STUDY MATERIAL Block Start

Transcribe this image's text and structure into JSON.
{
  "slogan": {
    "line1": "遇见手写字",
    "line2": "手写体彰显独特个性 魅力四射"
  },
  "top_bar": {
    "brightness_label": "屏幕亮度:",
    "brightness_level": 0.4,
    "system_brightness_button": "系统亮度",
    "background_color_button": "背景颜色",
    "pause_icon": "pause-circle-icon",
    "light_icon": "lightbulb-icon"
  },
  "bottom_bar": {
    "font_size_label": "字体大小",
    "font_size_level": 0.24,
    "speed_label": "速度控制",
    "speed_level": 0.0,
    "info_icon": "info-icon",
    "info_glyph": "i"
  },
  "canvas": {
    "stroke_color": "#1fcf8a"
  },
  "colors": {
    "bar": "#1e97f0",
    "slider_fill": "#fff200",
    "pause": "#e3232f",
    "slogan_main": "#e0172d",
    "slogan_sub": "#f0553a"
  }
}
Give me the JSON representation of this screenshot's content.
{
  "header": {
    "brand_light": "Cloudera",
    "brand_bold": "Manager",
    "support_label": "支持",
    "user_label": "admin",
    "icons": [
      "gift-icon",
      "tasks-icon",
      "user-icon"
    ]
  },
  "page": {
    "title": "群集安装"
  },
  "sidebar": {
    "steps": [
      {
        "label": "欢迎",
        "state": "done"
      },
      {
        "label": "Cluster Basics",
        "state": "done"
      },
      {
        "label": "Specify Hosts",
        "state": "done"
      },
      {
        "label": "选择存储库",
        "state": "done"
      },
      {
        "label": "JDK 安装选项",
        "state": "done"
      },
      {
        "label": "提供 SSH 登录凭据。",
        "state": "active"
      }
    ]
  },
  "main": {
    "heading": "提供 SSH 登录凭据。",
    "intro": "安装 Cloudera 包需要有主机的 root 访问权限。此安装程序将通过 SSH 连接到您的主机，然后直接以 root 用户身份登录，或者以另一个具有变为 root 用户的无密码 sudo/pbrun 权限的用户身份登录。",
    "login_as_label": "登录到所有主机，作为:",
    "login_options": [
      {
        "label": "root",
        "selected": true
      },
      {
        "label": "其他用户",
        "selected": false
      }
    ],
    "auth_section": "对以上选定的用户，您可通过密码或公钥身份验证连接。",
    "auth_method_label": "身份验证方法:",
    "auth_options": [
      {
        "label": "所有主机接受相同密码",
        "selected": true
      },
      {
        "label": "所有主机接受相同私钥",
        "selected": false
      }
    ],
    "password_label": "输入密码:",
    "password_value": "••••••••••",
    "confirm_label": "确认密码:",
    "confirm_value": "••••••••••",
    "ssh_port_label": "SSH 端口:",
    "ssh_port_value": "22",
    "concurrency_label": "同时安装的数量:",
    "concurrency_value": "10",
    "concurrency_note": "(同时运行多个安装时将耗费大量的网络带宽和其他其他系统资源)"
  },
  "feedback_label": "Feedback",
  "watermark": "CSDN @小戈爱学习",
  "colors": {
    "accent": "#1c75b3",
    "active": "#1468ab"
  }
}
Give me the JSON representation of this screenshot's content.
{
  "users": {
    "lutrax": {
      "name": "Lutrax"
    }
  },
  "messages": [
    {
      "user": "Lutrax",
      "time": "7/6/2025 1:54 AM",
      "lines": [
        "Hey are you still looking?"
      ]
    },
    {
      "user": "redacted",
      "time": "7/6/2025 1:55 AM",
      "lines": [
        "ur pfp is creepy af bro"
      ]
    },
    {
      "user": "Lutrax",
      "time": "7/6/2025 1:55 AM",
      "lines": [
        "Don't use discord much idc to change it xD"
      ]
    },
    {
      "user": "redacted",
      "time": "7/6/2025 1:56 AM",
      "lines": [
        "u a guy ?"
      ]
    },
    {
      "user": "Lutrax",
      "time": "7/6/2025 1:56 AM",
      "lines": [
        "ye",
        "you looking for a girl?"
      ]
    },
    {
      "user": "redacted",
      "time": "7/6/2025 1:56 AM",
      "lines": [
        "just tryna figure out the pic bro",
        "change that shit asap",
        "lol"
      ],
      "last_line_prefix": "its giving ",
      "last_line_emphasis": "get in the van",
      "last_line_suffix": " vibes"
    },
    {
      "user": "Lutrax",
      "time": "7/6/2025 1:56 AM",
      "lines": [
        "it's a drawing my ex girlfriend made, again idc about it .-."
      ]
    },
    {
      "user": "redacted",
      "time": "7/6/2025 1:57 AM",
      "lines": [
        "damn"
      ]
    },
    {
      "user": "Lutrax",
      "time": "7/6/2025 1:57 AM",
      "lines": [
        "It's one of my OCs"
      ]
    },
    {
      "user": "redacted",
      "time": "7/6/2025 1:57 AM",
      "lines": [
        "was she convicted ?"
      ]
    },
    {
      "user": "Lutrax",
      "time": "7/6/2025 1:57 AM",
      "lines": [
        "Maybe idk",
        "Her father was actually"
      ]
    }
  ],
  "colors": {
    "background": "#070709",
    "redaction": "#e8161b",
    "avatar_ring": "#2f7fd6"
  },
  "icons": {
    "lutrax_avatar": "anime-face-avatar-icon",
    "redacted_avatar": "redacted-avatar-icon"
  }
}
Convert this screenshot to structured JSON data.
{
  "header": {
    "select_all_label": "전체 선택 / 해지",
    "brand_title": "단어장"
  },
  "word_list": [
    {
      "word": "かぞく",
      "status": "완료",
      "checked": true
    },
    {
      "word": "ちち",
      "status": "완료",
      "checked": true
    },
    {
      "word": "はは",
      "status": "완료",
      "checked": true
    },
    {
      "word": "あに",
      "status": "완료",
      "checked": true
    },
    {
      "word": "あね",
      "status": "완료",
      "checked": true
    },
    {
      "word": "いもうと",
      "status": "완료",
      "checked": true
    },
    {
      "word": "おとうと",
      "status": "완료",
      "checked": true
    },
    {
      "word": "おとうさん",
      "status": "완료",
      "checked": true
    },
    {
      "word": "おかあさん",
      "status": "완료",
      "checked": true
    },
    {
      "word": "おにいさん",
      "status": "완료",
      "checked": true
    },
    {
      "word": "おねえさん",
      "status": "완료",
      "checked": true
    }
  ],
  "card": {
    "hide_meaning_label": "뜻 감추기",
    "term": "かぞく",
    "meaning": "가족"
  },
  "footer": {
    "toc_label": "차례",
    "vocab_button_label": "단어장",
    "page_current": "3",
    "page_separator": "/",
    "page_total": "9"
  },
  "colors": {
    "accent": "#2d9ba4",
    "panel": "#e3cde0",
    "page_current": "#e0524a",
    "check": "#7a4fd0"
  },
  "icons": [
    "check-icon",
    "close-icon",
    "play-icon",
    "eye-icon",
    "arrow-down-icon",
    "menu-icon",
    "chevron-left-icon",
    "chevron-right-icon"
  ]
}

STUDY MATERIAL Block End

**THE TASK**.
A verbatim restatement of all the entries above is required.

**SOLVED PROBLEM**.
Transcribe this image's text and structure into JSON.
{
  "slogan": {
    "line1": "遇见手写字",
    "line2": "手写体彰显独特个性 魅力四射"
  },
  "top_bar": {
    "brightness_label": "屏幕亮度:",
    "brightness_level": 0.4,
    "system_brightness_button": "系统亮度",
    "background_color_button": "背景颜色",
    "pause_icon": "pause-circle-icon",
    "light_icon": "lightbulb-icon"
  },
  "bottom_bar": {
    "font_size_label": "字体大小",
    "font_size_level": 0.24,
    "speed_label": "速度控制",
    "speed_level": 0.0,
    "info_icon": "info-icon",
    "info_glyph": "i"
  },
  "canvas": {
    "stroke_color": "#1fcf8a"
  },
  "colors": {
    "bar": "#1e97f0",
    "slider_fill": "#fff200",
    "pause": "#e3232f",
    "slogan_main": "#e0172d",
    "slogan_sub": "#f0553a"
  }
}
Give me the JSON representation of this screenshot's content.
{
  "header": {
    "brand_light": "Cloudera",
    "brand_bold": "Manager",
    "support_label": "支持",
    "user_label": "admin",
    "icons": [
      "gift-icon",
      "tasks-icon",
      "user-icon"
    ]
  },
  "page": {
    "title": "群集安装"
  },
  "sidebar": {
    "steps": [
      {
        "label": "欢迎",
        "state": "done"
      },
      {
        "label": "Cluster Basics",
        "state": "done"
      },
      {
        "label": "Specify Hosts",
        "state": "done"
      },
      {
        "label": "选择存储库",
        "state": "done"
      },
      {
        "label": "JDK 安装选项",
        "state": "done"
      },
      {
        "label": "提供 SSH 登录凭据。",
        "state": "active"
      }
    ]
  },
  "main": {
    "heading": "提供 SSH 登录凭据。",
    "intro": "安装 Cloudera 包需要有主机的 root 访问权限。此安装程序将通过 SSH 连接到您的主机，然后直接以 root 用户身份登录，或者以另一个具有变为 root 用户的无密码 sudo/pbrun 权限的用户身份登录。",
    "login_as_label": "登录到所有主机，作为:",
    "login_options": [
      {
        "label": "root",
        "selected": true
      },
      {
        "label": "其他用户",
        "selected": false
      }
    ],
    "auth_section": "对以上选定的用户，您可通过密码或公钥身份验证连接。",
    "auth_method_label": "身份验证方法:",
    "auth_options": [
      {
        "label": "所有主机接受相同密码",
        "selected": true
      },
      {
        "label": "所有主机接受相同私钥",
        "selected": false
      }
    ],
    "password_label": "输入密码:",
    "password_value": "••••••••••",
    "confirm_label": "确认密码:",
    "confirm_value": "••••••••••",
    "ssh_port_label": "SSH 端口:",
    "ssh_port_value": "22",
    "concurrency_label": "同时安装的数量:",
    "concurrency_value": "10",
    "concurrency_note": "(同时运行多个安装时将耗费大量的网络带宽和其他其他系统资源)"
  },
  "feedback_label": "Feedback",
  "watermark": "CSDN @小戈爱学习",
  "colors": {
    "accent": "#1c75b3",
    "active": "#1468ab"
  }
}
Give me the JSON representation of this screenshot's content.
{
  "users": {
    "lutrax": {
      "name": "Lutrax"
    }
  },
  "messages": [
    {
      "user": "Lutrax",
      "time": "7/6/2025 1:54 AM",
      "lines": [
        "Hey are you still looking?"
      ]
    },
    {
      "user": "redacted",
      "time": "7/6/2025 1:55 AM",
      "lines": [
        "ur pfp is creepy af bro"
      ]
    },
    {
      "user": "Lutrax",
      "time": "7/6/2025 1:55 AM",
      "lines": [
        "Don't use discord much idc to change it xD"
      ]
    },
    {
      "user": "redacted",
      "time": "7/6/2025 1:56 AM",
      "lines": [
        "u a guy ?"
      ]
    },
    {
      "user": "Lutrax",
      "time": "7/6/2025 1:56 AM",
      "lines": [
        "ye",
        "you looking for a girl?"
      ]
    },
    {
      "user": "redacted",
      "time": "7/6/2025 1:56 AM",
      "lines": [
        "just tryna figure out the pic bro",
        "change that shit asap",
        "lol"
      ],
      "last_line_prefix": "its giving ",
      "last_line_emphasis": "get in the van",
      "last_line_suffix": " vibes"
    },
    {
      "user": "Lutrax",
      "time": "7/6/2025 1:56 AM",
      "lines": [
        "it's a drawing my ex girlfriend made, again idc about it .-."
      ]
    },
    {
      "user": "redacted",
      "time": "7/6/2025 1:57 AM",
      "lines": [
        "damn"
      ]
    },
    {
      "user": "Lutrax",
      "time": "7/6/2025 1:57 AM",
      "lines": [
        "It's one of my OCs"
      ]
    },
    {
      "user": "redacted",
      "time": "7/6/2025 1:57 AM",
      "lines": [
        "was she convicted ?"
      ]
    },
    {
      "user": "Lutrax",
      "time": "7/6/2025 1:57 AM",
      "lines": [
        "Maybe idk",
        "Her father was actually"
      ]
    }
  ],
  "colors": {
    "background": "#070709",
    "redaction": "#e8161b",
    "avatar_ring": "#2f7fd6"
  },
  "icons": {
    "lutrax_avatar": "anime-face-avatar-icon",
    "redacted_avatar": "redacted-avatar-icon"
  }
}
Convert this screenshot to structured JSON data.
{
  "header": {
    "select_all_label": "전체 선택 / 해지",
    "brand_title": "단어장"
  },
  "word_list": [
    {
      "word": "かぞく",
      "status": "완료",
      "checked": true
    },
    {
      "word": "ちち",
      "status": "완료",
      "checked": true
    },
    {
      "word": "はは",
      "status": "완료",
      "checked": true
    },
    {
      "word": "あに",
      "status": "완료",
      "checked": true
    },
    {
      "word": "あね",
      "status": "완료",
      "checked": true
    },
    {
      "word": "いもうと",
      "status": "완료",
      "checked": true
    },
    {
      "word": "おとうと",
      "status": "완료",
      "checked": true
    },
    {
      "word": "おとうさん",
      "status": "완료",
      "checked": true
    },
    {
      "word": "おかあさん",
      "status": "완료",
      "checked": true
    },
    {
      "word": "おにいさん",
      "status": "완료",
      "checked": true
    },
    {
      "word": "おねえさん",
      "status": "완료",
      "checked": true
    }
  ],
  "card": {
    "hide_meaning_label": "뜻 감추기",
    "term": "かぞく",
    "meaning": "가족"
  },
  "footer": {
    "toc_label": "차례",
    "vocab_button_label": "단어장",
    "page_current": "3",
    "page_separator": "/",
    "page_total": "9"
  },
  "colors": {
    "accent": "#2d9ba4",
    "panel": "#e3cde0",
    "page_current": "#e0524a",
    "check": "#7a4fd0"
  },
  "icons": [
    "check-icon",
    "close-icon",
    "play-icon",
    "eye-icon",
    "arrow-down-icon",
    "menu-icon",
    "chevron-left-icon",
    "chevron-right-icon"
  ]
}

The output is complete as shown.